Purpose of study: Care coordination, traditionally the purview of the case management field, is recognized as a national priority for improving health care delivery and patient outcomes. With reforms of the Affordable Care Act (ACA) of 2010, case managers face new challenges and opportunities in providing care coordination services. The evolving roles of case managers as members of interprofessional care teams will be influenced by new policies that enable physicians to be reimbursed for care coordination. This qualitative study aimed to evaluate case managers' self-assessed readiness for ACA reforms of care coordination and their perceptions of physicians' understanding of case management and ability to lead care coordination efforts in evolving models.
Primary practice settings: Provisions of care coordination in the ACA affect case managers in all practice settings. The majority of this study's participants represented hospital and managed care settings.
Methodology and sample: An invitation to complete an 11-item online survey was sent by e-mail to 8,110 case managers in an opt-in database maintained by a health care continuing education company. Survey questions were designed to assess respondents' (1) self-reported levels of knowledge and preparation for ACA care coordination provisions and (2) beliefs about the readiness and abilities of physicians to administer care coordination services. In addition, demographic data and open-ended comments regarding physicians' roles in conducting care coordination were collected. Over a restricted 9-day period, 834 case managers representing various health care settings responded to the survey.

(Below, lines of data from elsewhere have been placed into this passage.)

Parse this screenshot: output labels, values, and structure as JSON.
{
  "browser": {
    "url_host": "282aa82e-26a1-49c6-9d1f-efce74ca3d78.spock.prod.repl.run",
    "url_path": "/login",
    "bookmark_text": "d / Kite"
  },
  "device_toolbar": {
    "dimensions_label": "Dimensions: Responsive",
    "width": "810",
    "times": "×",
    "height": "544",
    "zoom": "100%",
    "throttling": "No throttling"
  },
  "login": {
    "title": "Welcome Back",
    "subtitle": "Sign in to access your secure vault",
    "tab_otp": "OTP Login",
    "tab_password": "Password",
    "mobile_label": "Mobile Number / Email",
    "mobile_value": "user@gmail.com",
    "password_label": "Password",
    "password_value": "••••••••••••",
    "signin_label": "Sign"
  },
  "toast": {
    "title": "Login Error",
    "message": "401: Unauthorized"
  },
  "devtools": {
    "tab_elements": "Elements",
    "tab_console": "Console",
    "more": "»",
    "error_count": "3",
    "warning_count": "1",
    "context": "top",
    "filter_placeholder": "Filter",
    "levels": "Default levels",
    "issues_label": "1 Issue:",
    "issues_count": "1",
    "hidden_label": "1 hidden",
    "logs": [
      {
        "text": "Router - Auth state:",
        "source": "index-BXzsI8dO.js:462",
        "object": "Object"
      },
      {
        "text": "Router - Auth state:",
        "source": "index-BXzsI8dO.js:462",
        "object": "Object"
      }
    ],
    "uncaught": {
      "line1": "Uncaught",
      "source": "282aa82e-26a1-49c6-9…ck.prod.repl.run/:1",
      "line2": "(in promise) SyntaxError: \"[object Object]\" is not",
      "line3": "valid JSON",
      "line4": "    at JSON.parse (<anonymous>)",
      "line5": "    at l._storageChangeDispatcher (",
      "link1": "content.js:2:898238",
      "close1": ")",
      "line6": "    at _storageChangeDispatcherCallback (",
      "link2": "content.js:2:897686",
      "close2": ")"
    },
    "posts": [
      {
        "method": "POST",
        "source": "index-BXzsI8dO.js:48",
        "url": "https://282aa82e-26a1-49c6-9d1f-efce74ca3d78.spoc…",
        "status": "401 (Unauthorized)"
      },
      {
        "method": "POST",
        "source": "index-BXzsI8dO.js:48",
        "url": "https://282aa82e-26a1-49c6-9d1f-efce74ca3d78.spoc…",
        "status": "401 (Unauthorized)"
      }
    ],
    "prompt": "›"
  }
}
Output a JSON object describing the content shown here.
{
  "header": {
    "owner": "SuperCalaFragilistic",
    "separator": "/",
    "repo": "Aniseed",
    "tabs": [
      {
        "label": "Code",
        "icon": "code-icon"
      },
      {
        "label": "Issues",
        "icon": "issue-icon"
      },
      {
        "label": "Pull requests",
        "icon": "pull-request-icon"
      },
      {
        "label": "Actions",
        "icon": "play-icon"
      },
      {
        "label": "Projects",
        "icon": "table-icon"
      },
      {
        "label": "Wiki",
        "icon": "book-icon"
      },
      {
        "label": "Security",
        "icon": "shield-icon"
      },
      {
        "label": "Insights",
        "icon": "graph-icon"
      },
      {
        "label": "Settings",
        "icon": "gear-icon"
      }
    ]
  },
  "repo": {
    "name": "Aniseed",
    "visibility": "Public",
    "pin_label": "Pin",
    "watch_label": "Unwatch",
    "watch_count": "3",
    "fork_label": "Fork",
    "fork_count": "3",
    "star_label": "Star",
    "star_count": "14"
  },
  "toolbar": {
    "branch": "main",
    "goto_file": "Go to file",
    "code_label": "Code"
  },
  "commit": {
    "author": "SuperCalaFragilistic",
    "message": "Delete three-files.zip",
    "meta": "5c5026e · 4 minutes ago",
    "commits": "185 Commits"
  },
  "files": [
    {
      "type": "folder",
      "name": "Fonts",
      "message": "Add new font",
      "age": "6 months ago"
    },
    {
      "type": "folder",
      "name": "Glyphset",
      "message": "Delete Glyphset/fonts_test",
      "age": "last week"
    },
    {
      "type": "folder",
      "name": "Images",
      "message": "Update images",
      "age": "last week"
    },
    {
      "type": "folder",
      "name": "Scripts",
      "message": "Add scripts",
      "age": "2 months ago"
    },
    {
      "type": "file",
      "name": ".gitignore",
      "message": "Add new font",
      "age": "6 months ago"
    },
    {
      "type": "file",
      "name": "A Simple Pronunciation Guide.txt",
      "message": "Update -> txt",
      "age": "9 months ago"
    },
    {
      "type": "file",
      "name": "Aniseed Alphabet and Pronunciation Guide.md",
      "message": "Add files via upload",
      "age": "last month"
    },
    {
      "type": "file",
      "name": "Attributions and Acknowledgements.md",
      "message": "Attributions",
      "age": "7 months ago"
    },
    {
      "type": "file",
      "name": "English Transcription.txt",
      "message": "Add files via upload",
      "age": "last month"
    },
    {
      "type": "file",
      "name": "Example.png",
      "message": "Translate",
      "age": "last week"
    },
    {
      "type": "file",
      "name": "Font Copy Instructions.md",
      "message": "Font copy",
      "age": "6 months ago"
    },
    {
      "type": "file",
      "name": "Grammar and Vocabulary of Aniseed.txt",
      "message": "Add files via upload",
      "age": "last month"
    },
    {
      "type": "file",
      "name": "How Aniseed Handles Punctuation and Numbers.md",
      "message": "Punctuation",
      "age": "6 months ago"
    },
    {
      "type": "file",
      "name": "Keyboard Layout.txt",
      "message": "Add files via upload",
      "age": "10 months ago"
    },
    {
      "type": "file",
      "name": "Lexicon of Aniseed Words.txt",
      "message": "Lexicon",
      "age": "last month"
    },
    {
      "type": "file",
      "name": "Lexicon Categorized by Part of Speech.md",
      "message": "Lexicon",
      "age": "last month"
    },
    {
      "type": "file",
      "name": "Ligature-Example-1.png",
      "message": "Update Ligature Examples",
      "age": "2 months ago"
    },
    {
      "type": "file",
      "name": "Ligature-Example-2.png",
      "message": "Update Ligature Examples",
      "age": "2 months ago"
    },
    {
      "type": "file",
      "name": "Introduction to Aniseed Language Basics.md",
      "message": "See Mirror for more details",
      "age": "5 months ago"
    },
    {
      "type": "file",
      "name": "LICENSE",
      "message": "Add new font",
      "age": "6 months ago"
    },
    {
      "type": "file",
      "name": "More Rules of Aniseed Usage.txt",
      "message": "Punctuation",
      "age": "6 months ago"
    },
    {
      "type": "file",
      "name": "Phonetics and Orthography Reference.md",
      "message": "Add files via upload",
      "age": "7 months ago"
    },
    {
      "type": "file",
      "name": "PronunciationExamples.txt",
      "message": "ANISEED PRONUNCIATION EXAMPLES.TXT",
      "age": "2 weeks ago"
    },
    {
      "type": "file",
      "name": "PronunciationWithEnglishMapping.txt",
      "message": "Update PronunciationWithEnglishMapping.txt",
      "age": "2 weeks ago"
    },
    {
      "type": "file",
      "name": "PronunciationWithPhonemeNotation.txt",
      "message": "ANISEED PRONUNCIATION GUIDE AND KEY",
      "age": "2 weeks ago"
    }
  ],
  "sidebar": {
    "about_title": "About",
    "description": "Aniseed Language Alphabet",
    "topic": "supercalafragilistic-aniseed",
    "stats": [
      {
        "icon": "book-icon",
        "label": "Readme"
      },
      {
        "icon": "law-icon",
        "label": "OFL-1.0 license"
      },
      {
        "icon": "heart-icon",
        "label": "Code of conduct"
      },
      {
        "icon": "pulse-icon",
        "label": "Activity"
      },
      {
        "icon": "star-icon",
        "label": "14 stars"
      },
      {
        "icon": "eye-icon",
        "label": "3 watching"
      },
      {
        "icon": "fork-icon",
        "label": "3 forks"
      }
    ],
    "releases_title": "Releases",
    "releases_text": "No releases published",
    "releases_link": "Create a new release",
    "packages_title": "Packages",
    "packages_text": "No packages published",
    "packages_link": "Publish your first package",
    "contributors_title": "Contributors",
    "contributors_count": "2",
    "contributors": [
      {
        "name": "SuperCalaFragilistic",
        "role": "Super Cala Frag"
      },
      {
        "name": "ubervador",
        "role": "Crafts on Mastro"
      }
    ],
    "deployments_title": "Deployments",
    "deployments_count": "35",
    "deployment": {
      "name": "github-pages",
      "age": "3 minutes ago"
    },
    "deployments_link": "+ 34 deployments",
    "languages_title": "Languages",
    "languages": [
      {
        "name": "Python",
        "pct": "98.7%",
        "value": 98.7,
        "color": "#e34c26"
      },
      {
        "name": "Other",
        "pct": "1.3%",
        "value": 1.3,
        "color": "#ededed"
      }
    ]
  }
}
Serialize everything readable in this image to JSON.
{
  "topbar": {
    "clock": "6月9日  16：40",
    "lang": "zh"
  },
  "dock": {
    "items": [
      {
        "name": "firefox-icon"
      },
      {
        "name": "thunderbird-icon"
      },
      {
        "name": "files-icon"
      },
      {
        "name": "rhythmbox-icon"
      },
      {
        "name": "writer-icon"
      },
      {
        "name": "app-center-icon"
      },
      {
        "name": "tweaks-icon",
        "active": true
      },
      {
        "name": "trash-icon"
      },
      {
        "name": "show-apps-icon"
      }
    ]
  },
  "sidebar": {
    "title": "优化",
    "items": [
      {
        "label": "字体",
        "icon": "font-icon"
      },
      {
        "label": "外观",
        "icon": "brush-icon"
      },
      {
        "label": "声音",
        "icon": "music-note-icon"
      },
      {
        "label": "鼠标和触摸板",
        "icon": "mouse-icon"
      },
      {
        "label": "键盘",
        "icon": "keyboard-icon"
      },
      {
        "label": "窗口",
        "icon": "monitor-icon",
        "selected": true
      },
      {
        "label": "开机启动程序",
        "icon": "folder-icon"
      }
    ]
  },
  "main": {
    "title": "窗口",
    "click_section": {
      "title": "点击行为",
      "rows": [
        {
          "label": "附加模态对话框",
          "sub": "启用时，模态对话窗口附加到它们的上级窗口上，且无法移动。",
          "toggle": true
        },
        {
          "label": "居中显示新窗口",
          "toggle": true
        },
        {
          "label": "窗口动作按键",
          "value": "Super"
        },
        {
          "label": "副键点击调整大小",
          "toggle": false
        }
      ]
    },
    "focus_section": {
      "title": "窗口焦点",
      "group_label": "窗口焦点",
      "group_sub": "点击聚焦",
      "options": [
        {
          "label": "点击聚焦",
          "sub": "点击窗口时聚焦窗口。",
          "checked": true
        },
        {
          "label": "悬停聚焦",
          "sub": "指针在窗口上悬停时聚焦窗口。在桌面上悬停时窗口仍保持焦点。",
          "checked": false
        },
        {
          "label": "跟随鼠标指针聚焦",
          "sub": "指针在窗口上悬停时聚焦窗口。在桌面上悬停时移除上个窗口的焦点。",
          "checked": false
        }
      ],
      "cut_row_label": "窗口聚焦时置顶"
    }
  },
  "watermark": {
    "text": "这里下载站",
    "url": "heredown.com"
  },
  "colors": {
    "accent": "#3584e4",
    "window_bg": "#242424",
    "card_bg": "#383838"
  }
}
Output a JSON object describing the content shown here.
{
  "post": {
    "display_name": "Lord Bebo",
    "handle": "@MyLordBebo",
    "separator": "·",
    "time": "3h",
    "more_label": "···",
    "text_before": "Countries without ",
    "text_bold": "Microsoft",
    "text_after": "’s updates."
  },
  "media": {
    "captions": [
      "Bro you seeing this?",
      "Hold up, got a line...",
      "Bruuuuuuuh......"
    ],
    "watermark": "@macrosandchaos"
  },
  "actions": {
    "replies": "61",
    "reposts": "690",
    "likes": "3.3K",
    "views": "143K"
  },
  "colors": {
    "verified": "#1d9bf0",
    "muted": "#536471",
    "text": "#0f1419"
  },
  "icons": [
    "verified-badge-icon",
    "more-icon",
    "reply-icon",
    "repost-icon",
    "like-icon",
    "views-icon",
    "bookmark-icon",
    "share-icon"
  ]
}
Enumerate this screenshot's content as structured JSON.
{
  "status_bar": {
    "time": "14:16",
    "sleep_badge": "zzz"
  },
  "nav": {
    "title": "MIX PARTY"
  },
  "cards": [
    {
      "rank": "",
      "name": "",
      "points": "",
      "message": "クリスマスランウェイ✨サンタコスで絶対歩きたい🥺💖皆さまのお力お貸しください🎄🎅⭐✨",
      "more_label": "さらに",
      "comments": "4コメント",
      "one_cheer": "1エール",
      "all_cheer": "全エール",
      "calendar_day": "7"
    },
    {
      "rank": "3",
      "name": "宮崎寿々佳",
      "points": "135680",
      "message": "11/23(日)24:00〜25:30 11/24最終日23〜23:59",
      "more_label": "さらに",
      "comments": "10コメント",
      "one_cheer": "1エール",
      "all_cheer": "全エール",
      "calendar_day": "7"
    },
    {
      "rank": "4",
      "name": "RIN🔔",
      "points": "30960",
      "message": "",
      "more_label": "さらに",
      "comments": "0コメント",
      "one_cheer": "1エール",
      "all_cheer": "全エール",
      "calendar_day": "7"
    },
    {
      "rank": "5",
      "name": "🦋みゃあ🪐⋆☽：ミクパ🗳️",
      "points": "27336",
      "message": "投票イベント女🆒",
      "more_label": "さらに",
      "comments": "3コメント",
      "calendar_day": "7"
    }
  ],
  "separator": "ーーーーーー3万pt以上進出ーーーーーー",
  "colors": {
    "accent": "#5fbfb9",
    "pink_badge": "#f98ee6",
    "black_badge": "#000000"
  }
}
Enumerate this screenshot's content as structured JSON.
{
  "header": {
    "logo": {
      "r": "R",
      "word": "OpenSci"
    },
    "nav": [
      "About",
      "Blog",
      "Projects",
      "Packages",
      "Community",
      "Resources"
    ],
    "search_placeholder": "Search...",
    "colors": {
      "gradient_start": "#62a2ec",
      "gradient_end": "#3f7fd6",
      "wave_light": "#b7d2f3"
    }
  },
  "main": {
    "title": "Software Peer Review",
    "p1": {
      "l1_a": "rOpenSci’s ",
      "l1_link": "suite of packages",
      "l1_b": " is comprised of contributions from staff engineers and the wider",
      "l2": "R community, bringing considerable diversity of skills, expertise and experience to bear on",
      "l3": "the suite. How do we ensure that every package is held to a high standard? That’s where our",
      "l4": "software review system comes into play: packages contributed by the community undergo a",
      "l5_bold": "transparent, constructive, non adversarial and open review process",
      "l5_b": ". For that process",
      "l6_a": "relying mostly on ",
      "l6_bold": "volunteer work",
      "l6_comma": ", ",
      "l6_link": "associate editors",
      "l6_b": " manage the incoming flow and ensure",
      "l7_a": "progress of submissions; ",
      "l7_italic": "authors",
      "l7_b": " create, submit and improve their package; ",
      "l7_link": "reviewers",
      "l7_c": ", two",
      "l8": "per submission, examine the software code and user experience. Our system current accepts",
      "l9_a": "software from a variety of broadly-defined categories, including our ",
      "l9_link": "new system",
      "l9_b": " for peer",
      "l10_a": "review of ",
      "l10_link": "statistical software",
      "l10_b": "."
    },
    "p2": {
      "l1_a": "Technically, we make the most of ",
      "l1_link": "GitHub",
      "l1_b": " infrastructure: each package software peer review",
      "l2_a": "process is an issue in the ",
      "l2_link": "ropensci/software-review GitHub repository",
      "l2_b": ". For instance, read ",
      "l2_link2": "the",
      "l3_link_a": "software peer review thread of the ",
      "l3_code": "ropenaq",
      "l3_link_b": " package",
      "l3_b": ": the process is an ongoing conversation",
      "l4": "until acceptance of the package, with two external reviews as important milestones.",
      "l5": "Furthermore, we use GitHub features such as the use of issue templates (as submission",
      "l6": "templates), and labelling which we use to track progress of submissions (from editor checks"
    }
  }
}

Results: The majority of respondents (63%) indicated that more than 50% of their day is dedicated to performing care coordination activities. However, 80% of all respondents reported being "not at all knowledgeable" or only "somewhat knowledgeable" about the new care coordination provisions in the ACA. Only 8% admitted to being "very prepared" to implement ACA changes. The majority of respondents (68%) perceive their case management departments to be at least "somewhat prepared" to implement necessary changes. Whereas 67% of respondents expect physicians to have at least a "moderate role" in implementing care coordination services, only 12% believe that physicians have more than "some" understanding of the processes of care coordination and case managers' roles.
Implications for case management practice: These qualitative study findings suggest that case managers from multiple practice settings perceive a lack of preparedness, knowledge, and understanding among themselves and physicians regarding ACA reforms that may significantly affect the delivery of care coordination services. The findings call for new initiatives in interprofessional education to address the knowledge gaps and enhance understanding of the collaborative roles among case managers and physicians.